France is experiencing its longest strike in history

After more than two months of protest and strikes, French workers are still hoping for a positive response from the government on the subject of pension reform. But President Macron is still reluctant to make any concessions.

How right Gil Scott-Heron was when he wrote his poem "The Revolution will not be televised" (1970). The "yellow vests" have been protesting and marching every Friday, uninterruptedly, since October 2018, in all major French cities, but you will see little or nothing about it in the mainstream media, especially scenes of police brutality against peaceful demonstrators.

Almost the same thing is happening with the strike against pension reform, which has been going on for 50 days now (since 5 December 2019); just some news here and there - because of course, how could the media completely ignore the train cancellations during the end of the year festivities? - But there’s almost nothing about the reasons for the reform and the impact it will have on the lives of millions of citizens if it is approved.

the strike against pension reform has been going on for 50 days now

The strike started with the shutdown of public transport, especially trains, and then education workers, firefighters, port workers, health service workers, lawyers, musicians from the Paris Symphony Orchestra, dancers from the Paris Opera, and even farmers have joined the movement.

Macron's pension reform


is the current retirement age


is the new retirement age proposed


different pension schemes to be replaced by a single one
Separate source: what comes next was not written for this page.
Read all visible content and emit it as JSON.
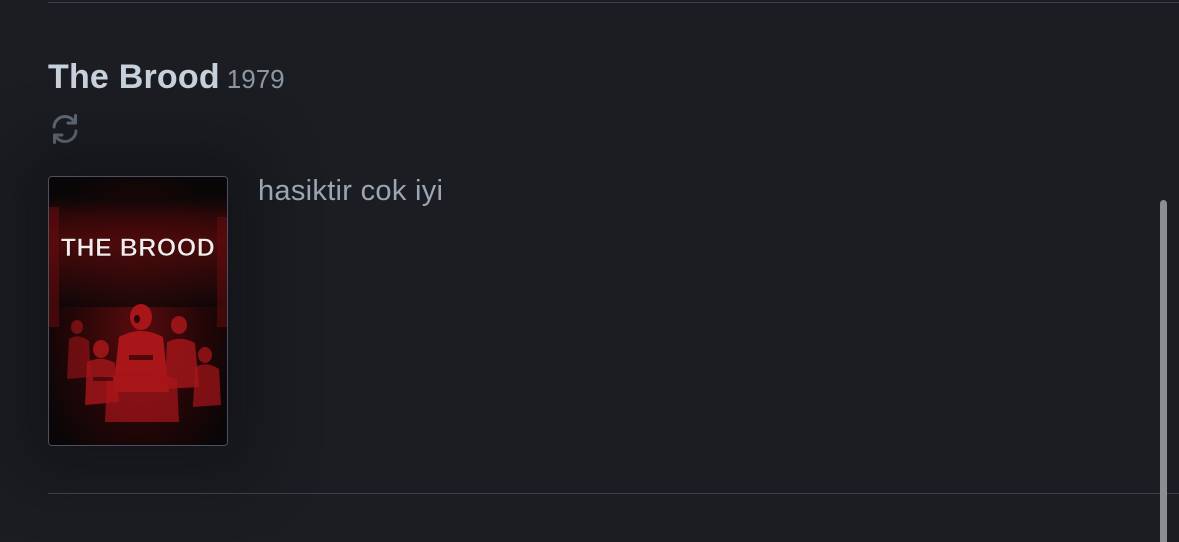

The controversial reform proposed by the Macron government aims - among other things - to raise the retirement age to 64 (it is currently 62) and to restructure the system by abolishing the current 42 different pension schemes (with specific rules according to the sector or the company), and replacing them with a single, points-based system, which may lead to significant losses for some professions.

After almost two months of protests, the President is reluctant to make any concessions, even though only a few days after the start of the strike on Monday 16 December, it claimed its first and most important victim: Jean-Paul Delevoye, the high commissioner for pensions. Delevoye was the person who conceived the reform, but he had to resign because of a possible conflict of interest. He has been replaced by Laurent Pietraszewski, a Member of Parliament and former director of human resources at Auchan hypermarkets, a retail industry colossus that is part of the multinational Auchan Group.

The strike doesn’t come free for the workers either; many of them have stopped receiving their wages and have had to spend an austere New Year. But as Karim, a tram driver in Paris, says, "we would rather sacrifice a salary than our pensions and those of our children and the children of all French people". "We have to decide which society we want [...] Either we continue to have a society with solidarity between people, or we move on to a purely individualistic society where everyone has to look after themselves," reflects Patrick. Both were interviewed by EL PAIS, one of the few international media that has published news on the matter.

PSI supports the strikers in France. They are an example for workers all over the world. Solidarity forever!